Pampers are available but a locally made version is quite a bit cheaper. You can also get Dentinox, baby oils, lotions, shampoos and talcs as well as toys and swimming accessories. All of the products we have seen have had instructions in English as well as Arabic and some other languages. These products may not be available in all pharmacies, but you should be able to find them in most.
The official line is that entrance tickets and transport in Luxor are free for children up to the age of six. We are not aware of anyone being charged for entry to any of the sights, including the tombs and the National ferry, for any child who is, or looks, six or younger. There is no need to mention the younger children. It is taken for granted that they do not pay. Just go to the ticket office, buy tickets for the adults and older children and don't mention the younger ones unless they do. A lot seems to be down to the official when assessing ages.
Officially, children between 7 and 12 (inclusive) pay a reduced rate which is around half the adult price but rounded up to the nearest LE5. Children who look 13 or more will need an international student card to get the reduced student rate. The young person's school or college should be able to help with this, but if not an application can be made online at www.isic.org. We understand that you can also get ISIC cards at an office in Sharia Ahmed Orabi if you don't get one before you go. You have to show passports. Take a passport photo too.
We all know that it is hot in Luxor and that the sun is strong. It is probably best to avoid the very hottest months, June - August, when temperatures can soar to the high fifties in the sun. Obvious though it is, it is worth saying that the highest factor sunscreen should be used. Current medical advice is that nothing under factor 30 is very effective. Avon and Boots sell a range of sun creams up to factor 50, including some especially for children. There can be fairly strong breezes on and beside the Nile. This can disguise the heat so you don't always realise how strong the sun really is. Protection is important all the time, even when it does not appear to be so hot. Stating the obvious again, don't forget the parasol for the pushchair and please use huge rimmed hats to keep the sun off faces and necks.

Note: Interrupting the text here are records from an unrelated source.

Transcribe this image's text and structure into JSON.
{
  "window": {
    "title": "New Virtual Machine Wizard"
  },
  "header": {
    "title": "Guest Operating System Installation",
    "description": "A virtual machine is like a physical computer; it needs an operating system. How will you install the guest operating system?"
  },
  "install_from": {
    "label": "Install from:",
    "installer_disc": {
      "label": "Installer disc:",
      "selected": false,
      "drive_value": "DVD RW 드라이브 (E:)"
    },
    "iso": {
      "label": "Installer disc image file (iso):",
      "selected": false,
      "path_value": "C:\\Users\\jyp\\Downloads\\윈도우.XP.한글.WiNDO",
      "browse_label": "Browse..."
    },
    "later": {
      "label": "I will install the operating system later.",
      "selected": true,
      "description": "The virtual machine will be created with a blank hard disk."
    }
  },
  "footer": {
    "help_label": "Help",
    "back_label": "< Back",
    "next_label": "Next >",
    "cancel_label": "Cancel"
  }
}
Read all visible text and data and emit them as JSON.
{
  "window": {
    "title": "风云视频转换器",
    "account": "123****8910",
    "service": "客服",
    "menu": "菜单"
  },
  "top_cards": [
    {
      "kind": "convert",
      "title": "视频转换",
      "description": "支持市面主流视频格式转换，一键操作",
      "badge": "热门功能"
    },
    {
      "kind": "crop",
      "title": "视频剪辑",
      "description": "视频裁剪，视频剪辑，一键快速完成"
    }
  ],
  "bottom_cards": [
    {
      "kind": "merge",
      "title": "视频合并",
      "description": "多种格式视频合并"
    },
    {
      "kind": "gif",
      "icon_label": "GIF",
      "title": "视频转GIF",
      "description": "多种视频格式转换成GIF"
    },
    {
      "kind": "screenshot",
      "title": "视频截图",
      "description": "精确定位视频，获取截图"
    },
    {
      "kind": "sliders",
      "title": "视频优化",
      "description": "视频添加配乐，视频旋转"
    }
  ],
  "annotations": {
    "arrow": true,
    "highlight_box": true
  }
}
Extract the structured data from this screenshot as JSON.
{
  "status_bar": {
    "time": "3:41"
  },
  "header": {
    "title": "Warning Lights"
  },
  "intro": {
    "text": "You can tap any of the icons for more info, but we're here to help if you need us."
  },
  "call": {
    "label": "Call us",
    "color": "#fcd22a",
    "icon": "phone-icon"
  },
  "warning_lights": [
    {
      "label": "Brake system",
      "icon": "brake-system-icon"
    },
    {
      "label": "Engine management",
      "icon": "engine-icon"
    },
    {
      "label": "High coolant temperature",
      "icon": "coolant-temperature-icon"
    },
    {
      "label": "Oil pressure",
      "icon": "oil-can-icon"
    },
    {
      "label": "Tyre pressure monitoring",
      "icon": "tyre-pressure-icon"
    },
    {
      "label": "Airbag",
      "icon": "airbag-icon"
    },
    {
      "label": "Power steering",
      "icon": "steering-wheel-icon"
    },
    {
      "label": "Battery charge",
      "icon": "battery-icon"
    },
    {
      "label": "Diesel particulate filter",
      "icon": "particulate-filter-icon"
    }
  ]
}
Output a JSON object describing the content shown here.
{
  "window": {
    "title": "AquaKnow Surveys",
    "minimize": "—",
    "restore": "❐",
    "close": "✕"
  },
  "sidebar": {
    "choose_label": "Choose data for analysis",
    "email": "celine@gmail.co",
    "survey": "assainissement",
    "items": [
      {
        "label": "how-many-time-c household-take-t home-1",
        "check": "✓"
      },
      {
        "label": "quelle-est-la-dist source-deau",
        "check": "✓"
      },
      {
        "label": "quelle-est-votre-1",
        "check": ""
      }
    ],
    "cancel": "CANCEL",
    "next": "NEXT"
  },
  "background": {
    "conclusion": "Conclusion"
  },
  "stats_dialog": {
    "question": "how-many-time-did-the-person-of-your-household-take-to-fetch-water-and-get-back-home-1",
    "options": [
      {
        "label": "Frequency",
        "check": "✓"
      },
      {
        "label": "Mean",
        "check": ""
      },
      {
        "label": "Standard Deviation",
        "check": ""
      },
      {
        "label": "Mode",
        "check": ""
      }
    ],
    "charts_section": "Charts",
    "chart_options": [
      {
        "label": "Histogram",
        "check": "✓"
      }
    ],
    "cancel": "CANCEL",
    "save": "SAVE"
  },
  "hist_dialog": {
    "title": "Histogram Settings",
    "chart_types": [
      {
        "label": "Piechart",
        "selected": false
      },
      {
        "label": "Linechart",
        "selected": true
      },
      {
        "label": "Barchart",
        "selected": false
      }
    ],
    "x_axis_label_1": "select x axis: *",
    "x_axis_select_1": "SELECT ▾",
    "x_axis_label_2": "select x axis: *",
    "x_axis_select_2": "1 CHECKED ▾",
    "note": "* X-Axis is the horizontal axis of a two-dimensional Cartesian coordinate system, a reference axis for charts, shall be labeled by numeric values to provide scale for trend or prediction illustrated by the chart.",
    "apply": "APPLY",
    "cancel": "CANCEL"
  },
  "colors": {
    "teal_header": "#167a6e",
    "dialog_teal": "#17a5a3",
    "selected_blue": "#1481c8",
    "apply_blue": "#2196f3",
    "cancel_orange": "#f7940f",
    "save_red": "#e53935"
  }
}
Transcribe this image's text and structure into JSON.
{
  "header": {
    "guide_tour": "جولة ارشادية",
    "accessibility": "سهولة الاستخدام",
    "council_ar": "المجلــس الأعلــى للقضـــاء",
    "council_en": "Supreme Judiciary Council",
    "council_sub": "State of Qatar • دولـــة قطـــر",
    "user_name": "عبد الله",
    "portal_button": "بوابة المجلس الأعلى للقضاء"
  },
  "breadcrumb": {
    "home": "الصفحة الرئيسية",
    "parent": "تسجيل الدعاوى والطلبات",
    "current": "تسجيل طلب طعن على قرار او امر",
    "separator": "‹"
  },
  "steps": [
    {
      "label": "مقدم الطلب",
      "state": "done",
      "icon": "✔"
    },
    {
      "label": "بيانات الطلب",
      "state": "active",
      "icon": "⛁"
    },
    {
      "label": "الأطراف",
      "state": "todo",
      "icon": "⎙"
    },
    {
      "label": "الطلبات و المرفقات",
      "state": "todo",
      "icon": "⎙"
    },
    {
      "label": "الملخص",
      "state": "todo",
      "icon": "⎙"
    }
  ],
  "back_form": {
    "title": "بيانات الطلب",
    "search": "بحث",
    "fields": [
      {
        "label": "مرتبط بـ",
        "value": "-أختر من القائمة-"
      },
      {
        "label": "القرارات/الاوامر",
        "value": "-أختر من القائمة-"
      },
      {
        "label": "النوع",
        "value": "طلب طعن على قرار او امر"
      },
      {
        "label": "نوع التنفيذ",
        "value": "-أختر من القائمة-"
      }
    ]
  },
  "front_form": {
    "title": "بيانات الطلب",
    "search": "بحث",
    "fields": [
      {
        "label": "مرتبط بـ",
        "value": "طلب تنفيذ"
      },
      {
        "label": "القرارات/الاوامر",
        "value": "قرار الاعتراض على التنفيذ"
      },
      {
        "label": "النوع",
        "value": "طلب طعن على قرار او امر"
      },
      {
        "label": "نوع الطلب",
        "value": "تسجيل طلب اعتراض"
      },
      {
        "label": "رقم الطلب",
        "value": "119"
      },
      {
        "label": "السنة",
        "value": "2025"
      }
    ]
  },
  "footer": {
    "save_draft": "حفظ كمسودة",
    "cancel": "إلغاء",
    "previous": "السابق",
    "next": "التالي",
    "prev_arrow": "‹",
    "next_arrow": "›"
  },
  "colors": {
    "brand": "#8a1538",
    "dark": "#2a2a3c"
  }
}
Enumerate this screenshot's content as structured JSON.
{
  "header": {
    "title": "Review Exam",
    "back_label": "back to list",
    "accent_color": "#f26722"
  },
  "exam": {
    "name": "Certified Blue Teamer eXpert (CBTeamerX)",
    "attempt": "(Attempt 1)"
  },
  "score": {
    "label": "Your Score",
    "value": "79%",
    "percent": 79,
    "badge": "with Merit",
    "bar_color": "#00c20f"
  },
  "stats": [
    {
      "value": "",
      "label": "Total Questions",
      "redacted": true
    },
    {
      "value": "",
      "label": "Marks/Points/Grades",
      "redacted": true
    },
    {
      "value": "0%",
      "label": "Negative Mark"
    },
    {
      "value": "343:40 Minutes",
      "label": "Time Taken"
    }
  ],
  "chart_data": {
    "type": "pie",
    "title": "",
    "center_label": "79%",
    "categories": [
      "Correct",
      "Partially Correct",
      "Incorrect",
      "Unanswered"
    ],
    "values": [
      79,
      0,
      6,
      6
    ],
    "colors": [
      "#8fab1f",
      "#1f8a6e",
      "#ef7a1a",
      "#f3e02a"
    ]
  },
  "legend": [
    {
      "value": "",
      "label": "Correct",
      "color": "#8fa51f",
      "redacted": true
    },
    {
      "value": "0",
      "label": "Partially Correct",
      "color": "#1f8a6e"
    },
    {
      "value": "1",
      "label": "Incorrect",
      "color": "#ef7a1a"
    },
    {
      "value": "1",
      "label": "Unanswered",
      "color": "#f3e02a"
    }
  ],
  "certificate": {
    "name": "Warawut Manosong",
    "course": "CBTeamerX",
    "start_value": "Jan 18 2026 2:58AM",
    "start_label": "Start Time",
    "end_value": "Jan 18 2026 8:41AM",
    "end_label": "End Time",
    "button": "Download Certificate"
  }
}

Many of the cruise ships have a minimum age limit and will not take children for safety reasons. If you want to do a cruise with children, you need to check this with the cruise company and be clear about the age of any babies or children. Most of the British tour companies will not book children under about 12 years of age. If you want to book a cruise and can't do it in advance, wait until you get to Luxor and ask at the various tour agencies (see a list on the agents page). They may be able to find you a cruise company that will take children.
There does not appear to be a minimum age limit for the balloon rides although they would need to be tall enough to see over the edge of the basket, which is about 1 Metre.
Pavements and roads
There are quite a few pavement hazards
The pavements in Luxor are not all flat and even. A lot of the curbs are very high. Ramps between the pavement and the road are scarce. These problems combine to make taking a pushchair on the pavements in Luxor quite difficult. It can be done, but many people with chair-aged children prefer to push them along the edge of the road, especially between the tourist area at the southern end of Luxor and the Corniche. Using the road may encourage the occasional car horn but it is not uncommon for people to walk at the edge of the roadside and is often preferred to climbing and descending the many high curbs along the way.
Updated February 2014
If you click any bright blue text you will link to a page with more information.
For information about getting around Luxor with a pushchair or with mobility problems, see the Accessibility page